Now as far as Yu is concerned, only someone who really doesn't pay attention to the rest of the league thinks that Toronto has a solid rotation. Romero is a number two starter in the AL East or up against the AL West. That's if you really want this team to contend. Every other pitcher on the Jay's rotation has questions.

Did Yu come with questions? Sure did, but not as many as most people try to pretend he did. The whole "Japanese" player thing is just like saying the same of every pitcher from Texas has the exact same trajectory.

I think, for the sake of the sanity of those Jays fans that are legitimately tired of the company line, that a post that both accepted the reality, without criticizing the player in question might have won a bit more in the way of credibility.

I am pretty close myself to cancelling my season tickets... but you are right about one thing, there is still a long post season to go, with a large 1st basemen available that would provide the best offensive punch since Braun-Fielder

Merry Christmas!

WilsonC said...

A lot of bloggers are favorable about this team's management because of how absurdly well positioned it is in the near future for contention.

The reason why there's as strong of a reaction as there is about Fielder and Darvish is because the team's core talent is close. People sense that they're close and want them to make the plunge. And for the first time in a long time, major signings would be at least a viable option. If they weren't close, then signing one of these guys would be nothing more than a ridiculously expensive way of boosting PR until the team's first losing streak.

However, the same variable that make signing someone like that a viable strategy also make passing on them a viable strategy. It's a core that's close. How close depends on how well some of the question marks (particularly in the rotation) perform this year. The core's also really young, with Bautista being the only core player over 30. Most are under team control for a whil. People are right to wonder when he'll decline, but given the youth and inexperience on the roster, the overall talent level is much more likely to take a step forward than back.

And then there's the farm system which is ranked near the top of virtually every prognosticator's list. While many prospects fail, there's enough depth there that the chances of developing a number of good players from the current crop is excellent.

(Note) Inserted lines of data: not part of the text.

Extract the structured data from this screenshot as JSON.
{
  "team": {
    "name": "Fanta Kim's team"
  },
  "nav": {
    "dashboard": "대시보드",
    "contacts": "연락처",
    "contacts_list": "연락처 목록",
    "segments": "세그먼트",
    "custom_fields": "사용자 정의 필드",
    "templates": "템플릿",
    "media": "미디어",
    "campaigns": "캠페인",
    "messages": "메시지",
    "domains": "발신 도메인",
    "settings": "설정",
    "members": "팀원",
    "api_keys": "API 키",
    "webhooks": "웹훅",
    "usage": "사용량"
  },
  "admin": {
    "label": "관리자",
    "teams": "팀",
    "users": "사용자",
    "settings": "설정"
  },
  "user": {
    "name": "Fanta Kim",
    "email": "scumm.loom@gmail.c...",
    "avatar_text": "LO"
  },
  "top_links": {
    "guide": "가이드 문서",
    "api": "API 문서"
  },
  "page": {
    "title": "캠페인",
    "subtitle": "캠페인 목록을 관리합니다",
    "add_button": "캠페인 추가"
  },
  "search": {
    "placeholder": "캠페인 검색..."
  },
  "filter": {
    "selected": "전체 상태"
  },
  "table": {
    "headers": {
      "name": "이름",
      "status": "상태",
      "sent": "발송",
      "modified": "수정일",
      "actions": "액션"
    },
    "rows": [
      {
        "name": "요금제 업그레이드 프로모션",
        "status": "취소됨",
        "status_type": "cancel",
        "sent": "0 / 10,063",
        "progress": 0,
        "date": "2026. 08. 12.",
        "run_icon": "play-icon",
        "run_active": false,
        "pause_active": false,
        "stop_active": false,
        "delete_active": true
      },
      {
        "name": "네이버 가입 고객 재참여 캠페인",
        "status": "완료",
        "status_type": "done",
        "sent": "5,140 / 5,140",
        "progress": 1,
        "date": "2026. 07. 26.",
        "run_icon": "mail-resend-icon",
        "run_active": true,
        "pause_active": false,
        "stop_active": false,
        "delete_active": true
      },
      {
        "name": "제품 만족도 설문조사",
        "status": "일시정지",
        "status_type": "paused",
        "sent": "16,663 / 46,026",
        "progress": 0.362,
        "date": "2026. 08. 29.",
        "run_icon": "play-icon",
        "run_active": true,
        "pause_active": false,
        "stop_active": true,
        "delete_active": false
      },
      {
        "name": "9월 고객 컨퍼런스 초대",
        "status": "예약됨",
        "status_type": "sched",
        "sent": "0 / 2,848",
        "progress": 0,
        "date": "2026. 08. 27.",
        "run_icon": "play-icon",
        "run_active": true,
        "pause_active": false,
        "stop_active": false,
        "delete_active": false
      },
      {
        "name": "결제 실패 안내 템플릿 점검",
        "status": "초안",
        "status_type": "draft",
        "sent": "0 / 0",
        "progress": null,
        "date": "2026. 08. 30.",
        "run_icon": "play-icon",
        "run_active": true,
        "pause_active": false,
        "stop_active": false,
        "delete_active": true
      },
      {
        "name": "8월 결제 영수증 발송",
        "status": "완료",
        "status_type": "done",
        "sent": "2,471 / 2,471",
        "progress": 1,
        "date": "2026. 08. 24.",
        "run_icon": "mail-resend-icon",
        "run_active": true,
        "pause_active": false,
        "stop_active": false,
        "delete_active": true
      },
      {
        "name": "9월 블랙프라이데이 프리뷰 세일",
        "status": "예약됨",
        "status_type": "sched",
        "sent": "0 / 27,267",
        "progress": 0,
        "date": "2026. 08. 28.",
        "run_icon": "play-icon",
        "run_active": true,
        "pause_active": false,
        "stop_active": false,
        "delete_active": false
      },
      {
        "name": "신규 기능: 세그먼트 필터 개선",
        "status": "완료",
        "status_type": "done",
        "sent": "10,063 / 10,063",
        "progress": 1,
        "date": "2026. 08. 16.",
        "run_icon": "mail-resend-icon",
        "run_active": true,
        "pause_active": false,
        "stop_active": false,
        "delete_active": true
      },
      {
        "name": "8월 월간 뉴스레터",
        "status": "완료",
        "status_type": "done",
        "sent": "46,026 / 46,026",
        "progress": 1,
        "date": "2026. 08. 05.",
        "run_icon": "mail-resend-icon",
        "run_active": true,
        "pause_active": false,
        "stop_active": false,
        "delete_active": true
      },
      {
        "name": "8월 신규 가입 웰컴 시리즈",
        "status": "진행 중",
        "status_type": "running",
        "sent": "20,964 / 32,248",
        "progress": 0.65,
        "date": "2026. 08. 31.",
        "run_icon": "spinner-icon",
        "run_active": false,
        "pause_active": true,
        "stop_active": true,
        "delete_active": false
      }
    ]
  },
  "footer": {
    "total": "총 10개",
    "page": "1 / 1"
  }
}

As nice as all that is, there's a third variable that's a sticking point: financial flexibility. Right now, the Jays have tremendous flexibility in no small part because they've gotten the payroll so low. While refusal to spend isn't a good thing, a 70 million dollar 85 win team is better than a 120 million dollar 85 win team. Much better. Much, much, much better. The former is a team that has lots of room to grow, to cover arbitration raises, to replace departing players that the farm can't cover, and so on. The latter is a team that, while it may have a slim chance of making the postseason, will almost certainly need to shift into cost cutting mode either before it has any kind of run of success.

So, is Rogers cheap ownership, or is it patient ownership? We don't know for sure right now. People point to the payroll under their ownership, but how many seasons have they finished within a half dozen games of the postseason? How many have they finished with above average attendance? They have yet to go through a season where the conditions for it to make tactical sense to spend heavily were there. So they haven't proven their willingness to eventually spend yet, which is a good thing in my book, because in order to prove it they would have had to spend when it was stupid to do so. They did spend, unwisely, on Wells, Burnett, and Ryan, but management had enough sense to abort that attempt before the hole became too deep.

I do expect them to pick up some talent this year - short-term guys, or through trades - because they're close enough to contention that the current talent level could squeeze into contention - but they're also at the point where the temptation to go all-in can have averse effects on their ability to take the final step if they fall short this year.If the value's right, then someone like Fielder would make sense as a core talent, but if he's overpriced now, then there's a good chance that even as soon as 2013 they'd be able to get more wins out of the same money after this year.